→ YOUR GOAL: What to return is the tail of the data, from the line that contains "Give me the" down to the last line, copied exactly.

--

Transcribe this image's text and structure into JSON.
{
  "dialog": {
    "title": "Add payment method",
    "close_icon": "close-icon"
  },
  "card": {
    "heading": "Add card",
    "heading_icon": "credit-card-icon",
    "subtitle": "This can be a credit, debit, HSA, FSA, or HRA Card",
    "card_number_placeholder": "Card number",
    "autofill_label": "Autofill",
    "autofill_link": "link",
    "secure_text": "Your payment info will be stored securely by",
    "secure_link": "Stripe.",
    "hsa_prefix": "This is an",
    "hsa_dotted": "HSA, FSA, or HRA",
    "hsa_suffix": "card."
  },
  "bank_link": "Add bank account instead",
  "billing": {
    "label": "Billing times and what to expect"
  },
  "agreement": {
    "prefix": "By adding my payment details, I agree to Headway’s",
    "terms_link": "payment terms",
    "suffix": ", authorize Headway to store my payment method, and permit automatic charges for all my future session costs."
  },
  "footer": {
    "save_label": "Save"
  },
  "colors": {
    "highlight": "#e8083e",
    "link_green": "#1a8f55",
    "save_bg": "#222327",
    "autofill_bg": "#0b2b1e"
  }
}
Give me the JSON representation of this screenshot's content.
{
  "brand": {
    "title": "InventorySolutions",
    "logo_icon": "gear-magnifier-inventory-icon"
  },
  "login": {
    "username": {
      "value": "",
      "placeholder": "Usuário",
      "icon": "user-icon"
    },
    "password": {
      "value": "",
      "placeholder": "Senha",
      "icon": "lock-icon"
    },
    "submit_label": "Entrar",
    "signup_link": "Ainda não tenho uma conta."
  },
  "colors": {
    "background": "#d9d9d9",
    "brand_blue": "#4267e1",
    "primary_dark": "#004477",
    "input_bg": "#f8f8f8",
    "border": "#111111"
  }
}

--

→ RESULT FOR THIS EXERCISE:
Give me the JSON representation of this screenshot's content.
{
  "brand": {
    "title": "InventorySolutions",
    "logo_icon": "gear-magnifier-inventory-icon"
  },
  "login": {
    "username": {
      "value": "",
      "placeholder": "Usuário",
      "icon": "user-icon"
    },
    "password": {
      "value": "",
      "placeholder": "Senha",
      "icon": "lock-icon"
    },
    "submit_label": "Entrar",
    "signup_link": "Ainda não tenho uma conta."
  },
  "colors": {
    "background": "#d9d9d9",
    "brand_blue": "#4267e1",
    "primary_dark": "#004477",
    "input_bg": "#f8f8f8",
    "border": "#111111"
  }
}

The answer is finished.